What is expected: Where does "file" appear in the data? Return each line that holds it.

• • •

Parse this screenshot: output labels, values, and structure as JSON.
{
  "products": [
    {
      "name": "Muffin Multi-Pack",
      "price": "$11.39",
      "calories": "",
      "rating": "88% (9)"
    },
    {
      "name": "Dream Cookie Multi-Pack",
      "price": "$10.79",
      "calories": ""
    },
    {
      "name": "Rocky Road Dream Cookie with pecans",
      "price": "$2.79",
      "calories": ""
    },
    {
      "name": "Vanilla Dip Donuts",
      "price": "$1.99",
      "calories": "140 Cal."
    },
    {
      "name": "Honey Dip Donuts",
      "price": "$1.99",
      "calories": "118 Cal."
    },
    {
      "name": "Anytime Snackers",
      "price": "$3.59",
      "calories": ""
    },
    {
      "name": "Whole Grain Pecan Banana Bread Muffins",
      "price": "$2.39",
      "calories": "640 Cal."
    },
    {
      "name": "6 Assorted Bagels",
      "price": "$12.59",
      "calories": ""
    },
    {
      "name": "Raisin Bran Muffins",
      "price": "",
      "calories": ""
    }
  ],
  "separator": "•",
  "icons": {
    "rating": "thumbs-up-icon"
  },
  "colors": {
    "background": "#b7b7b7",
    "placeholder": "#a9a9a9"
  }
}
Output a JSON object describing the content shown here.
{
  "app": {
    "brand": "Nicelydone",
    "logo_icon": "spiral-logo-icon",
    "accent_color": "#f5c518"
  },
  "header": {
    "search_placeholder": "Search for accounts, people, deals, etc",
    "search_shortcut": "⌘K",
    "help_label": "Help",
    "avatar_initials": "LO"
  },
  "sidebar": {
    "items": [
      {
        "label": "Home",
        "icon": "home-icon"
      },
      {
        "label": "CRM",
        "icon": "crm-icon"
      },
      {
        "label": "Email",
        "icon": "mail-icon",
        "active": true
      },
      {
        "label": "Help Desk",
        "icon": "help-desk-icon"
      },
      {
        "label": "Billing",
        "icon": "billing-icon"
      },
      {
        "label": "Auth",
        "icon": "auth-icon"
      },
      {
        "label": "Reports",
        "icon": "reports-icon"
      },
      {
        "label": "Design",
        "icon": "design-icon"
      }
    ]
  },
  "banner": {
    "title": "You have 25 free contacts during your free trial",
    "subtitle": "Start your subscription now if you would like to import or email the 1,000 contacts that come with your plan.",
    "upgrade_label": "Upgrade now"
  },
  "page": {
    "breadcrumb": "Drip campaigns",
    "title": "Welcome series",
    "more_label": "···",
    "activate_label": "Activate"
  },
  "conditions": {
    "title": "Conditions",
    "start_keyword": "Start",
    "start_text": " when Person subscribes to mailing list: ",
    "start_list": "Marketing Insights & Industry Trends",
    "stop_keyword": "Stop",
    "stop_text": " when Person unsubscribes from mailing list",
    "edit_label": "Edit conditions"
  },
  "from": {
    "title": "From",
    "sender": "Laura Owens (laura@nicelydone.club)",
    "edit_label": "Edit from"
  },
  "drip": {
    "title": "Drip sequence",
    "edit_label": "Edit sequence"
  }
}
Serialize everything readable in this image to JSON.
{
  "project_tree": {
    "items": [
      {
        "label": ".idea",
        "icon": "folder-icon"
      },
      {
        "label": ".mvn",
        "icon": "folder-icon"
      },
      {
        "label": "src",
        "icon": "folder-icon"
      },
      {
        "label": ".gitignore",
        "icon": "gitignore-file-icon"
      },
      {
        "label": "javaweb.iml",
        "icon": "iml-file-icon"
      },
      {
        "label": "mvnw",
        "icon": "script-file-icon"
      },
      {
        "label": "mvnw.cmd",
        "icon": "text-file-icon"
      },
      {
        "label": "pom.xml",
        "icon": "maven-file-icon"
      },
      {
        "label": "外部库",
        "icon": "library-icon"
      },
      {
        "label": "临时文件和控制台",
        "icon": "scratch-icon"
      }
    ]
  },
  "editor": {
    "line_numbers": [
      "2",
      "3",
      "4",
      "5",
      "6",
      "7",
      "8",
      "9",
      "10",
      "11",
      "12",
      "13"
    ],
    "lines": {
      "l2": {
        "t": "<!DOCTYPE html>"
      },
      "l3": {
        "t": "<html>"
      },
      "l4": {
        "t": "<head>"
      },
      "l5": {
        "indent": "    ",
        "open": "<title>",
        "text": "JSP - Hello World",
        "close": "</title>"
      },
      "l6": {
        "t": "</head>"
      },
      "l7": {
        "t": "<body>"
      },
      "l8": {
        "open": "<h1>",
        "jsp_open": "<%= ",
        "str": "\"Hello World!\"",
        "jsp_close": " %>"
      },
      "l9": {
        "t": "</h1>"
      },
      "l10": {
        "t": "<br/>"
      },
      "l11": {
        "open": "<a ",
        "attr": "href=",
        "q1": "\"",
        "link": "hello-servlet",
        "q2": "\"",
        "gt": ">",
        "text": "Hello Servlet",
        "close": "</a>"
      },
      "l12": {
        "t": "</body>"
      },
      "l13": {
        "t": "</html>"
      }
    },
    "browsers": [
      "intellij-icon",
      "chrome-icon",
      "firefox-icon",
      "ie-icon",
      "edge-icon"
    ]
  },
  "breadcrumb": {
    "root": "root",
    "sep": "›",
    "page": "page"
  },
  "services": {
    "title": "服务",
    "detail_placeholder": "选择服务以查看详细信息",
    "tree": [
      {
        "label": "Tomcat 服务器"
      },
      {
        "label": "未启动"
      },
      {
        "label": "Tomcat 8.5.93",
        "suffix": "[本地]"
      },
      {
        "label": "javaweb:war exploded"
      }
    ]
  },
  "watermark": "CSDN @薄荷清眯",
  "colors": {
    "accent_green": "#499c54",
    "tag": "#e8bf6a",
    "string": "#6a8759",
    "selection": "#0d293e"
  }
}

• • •

Response to the exercise:
        "icon": "gitignore-file-icon"
        "icon": "iml-file-icon"
        "icon": "script-file-icon"
        "icon": "text-file-icon"
        "icon": "maven-file-icon"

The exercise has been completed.